▶ **Brief**: In the entries below, find each line bearing the string "JSON" and copy it.

++++ Input records

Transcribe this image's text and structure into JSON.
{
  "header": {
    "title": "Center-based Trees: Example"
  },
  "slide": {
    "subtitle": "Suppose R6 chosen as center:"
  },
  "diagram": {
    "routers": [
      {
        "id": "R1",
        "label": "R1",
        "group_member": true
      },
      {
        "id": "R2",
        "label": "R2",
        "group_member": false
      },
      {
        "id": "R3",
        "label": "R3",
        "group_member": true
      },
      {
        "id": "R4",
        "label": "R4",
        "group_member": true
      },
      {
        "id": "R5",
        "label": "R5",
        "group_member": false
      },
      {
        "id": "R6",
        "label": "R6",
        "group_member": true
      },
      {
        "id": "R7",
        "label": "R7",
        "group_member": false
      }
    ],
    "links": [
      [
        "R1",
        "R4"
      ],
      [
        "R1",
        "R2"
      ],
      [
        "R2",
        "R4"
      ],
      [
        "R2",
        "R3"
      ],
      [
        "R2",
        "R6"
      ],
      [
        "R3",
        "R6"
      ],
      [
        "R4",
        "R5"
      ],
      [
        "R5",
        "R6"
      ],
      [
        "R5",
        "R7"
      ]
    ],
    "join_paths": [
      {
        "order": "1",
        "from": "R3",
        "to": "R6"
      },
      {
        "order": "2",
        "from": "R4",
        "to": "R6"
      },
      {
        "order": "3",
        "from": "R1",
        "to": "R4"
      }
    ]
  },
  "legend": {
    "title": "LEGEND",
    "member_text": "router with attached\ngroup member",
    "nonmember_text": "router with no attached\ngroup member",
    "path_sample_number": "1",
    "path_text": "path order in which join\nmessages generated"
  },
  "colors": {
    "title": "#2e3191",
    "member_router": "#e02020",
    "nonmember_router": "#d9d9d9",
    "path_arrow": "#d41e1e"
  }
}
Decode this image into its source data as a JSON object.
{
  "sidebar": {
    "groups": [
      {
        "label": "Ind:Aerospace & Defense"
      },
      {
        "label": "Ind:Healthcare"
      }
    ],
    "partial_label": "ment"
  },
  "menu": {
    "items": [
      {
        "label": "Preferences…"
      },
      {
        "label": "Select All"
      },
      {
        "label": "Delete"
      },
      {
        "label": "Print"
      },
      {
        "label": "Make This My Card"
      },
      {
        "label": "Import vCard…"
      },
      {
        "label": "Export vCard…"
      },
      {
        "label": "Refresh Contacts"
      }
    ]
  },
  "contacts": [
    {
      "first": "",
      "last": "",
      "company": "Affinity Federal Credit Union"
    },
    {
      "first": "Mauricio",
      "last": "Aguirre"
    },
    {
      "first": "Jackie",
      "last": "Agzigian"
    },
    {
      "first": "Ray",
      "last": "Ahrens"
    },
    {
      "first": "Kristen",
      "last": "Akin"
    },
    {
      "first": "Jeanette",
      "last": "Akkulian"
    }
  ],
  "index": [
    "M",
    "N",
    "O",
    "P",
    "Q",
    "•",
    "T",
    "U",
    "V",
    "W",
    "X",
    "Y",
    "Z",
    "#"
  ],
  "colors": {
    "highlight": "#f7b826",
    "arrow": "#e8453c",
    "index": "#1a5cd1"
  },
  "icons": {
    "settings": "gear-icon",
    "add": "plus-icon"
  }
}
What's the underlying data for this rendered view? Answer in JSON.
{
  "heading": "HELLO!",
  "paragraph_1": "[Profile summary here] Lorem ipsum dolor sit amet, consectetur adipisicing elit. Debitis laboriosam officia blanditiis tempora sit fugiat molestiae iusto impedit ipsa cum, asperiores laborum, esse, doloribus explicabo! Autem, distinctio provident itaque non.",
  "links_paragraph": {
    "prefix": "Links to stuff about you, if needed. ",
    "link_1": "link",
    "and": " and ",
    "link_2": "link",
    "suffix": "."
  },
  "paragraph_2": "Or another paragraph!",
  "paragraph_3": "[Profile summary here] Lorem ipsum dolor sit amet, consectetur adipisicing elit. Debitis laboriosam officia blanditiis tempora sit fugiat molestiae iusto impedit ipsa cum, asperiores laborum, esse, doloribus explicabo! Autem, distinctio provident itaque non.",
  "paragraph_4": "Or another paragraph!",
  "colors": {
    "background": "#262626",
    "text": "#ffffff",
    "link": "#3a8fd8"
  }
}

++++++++

▶ **Exercise solution**:
Transcribe this image's text and structure into JSON.
Decode this image into its source data as a JSON object.
What's the underlying data for this rendered view? Answer in JSON.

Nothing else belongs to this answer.